Beth Romanik's picture

Lloyd Roden, with Lloyd Roden Consultancy, first stated the obvious to the standing-room only audience: He's a Brit. The accent gave it away.

Lloyd launched into his keynote session by talking about the negative connotations the word "survival" has. It usually means just getting by, like someone struggling to survive the winter. Instead, he wants software professionals to thrive, a word that has a much more positive influence. He wants people in the software industry to work toward creating progress in their careers, to grow, and to be happy in their jobs. He gives ten ways testers can try to truly thrive.

1. Tailor your test documentation and use modern technology. Lloyd says creating detailed test scripts are often boring, and he thinks the industry needs to change and make this process quicker and more engaging. The test environment is also important: Employees need to feel comfortable and have the materials required to do their jobs.

2. Use test design techniques as a review technique. By applying basic techniques, you can challenge and clarify a spec. Lloyd says if you don't do that early, a developer will come along and say, "Oh, I know just what they want," and that's often incorrect.

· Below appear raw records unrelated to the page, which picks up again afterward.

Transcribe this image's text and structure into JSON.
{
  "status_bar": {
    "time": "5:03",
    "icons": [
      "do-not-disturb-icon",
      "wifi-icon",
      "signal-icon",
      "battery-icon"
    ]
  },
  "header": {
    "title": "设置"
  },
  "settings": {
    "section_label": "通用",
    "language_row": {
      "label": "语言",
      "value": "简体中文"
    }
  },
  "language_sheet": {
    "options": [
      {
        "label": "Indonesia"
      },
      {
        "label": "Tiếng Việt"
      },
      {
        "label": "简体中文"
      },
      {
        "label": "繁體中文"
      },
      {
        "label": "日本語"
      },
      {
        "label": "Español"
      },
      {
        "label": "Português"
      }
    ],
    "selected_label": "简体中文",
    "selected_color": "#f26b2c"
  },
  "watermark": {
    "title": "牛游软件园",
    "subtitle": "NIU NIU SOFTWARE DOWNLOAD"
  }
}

3. Provide management with feedback on decisions that they make. It's our responsibility to provide information for cruicial decisions. Lloyd says employees are affected by decisions management makes, but it's rare that anyone goes back and tells management whether the decisions were right or wrong. Lloyd also noted that whenever a manager asks if something can go live today, the answer is always yes. But testers should start qualifying that answer with "Yes, but if we wait an extra week, our testing can be much more effective and we will save the company money and the customers frustration." Be proactive!

4. Learn to be a weather person. Testers need to use statistics to derive correlations that will give useful information. Lloyd says that if a tester runs fifty tests, twenty could pass, and thirty have bugs. Reporting that information is just like saying, "It's cloudy outside right now." Useless. Learn to project from that information and try to forecast what that will mean for test cases, such as saying, "If we continue at this rate of defects, we won't make our sprint deadline." Just like a weather person, your predictions won't always be correct, and that won't always make you well-liked, but you won't lose your job over it!

5. Test the testers' tests. Testing is quality control on development, but who's doing quality control on the testers? Lloyd says to try an experiment: Testers should ask developers to put one hundred bugs in their software on purpose. If testers find forty of them, you know you're only being 40 percent effective. Work with developers to find out what wasn't found and why. Do managers have the frame of mind that anyone can do software testing, or are there "quality gates" that filter out applicants and make sure a tester is good enough to join the team?

6. Make your test environment the strongest link. Weak, volatile, messy, or out-of-date environments are unreliable and lead to corrupt data. Recognize if testers have issues with hardware. Reuse your tests as much as possible. Improve efficiency with a limited number of tests. Data are an integral part of your environment. Offset your manual footprint by automating as much as you can, but don't lose your testing skills. And grow your experts. If you ignore your environment, bugs will breed.

7. Stand out and be different. Not your team, not your company—what makes YOU different? Someone else could be cheaper, or a job could be outsourced. Create your unique selling point. It could be collaboration or integrity or expertise or estimating quality. (On the idea of estimating quality, he underscored the fact that not all projects can be improved or sped up by adding more people to the team. "Nine women cannot have a baby in one month." Awesome.)

8. Become a pioneer (or explorer), not a settler or outlaw. Pioneers are researchers who come up with ideas, some of which are crazy, some of which are good. Think Steve Jobs. Explorers take the ideas and flesh them out. These R&D people challenge the ideas and put the worthy ones into practice. Settlers follow the crowd—these are the majority of people, none of whom seem to have a mind of their own. Outlaws are pessimistic and look back in the past. Lloyd says that, sadly, most outlaws are one-time pioneers who failed: They had too many crazy ideas shut down and became cynical. Don't let this happen to you.

9. Believe in yourself. Low self-esteem can eat away at you. Reignite your passion for testing and remember why you got into it. You can't win every battle, so pick your fights. See change as an opportunity, not a threat. Create good habits and set daily goals.

10. Take time to sharpen your axe. Be brave and try new experiences. Enjoy the little things in life. And become a champion in what you do.

Do you want to simply survive? Or do you want to thrive and have passion in your job?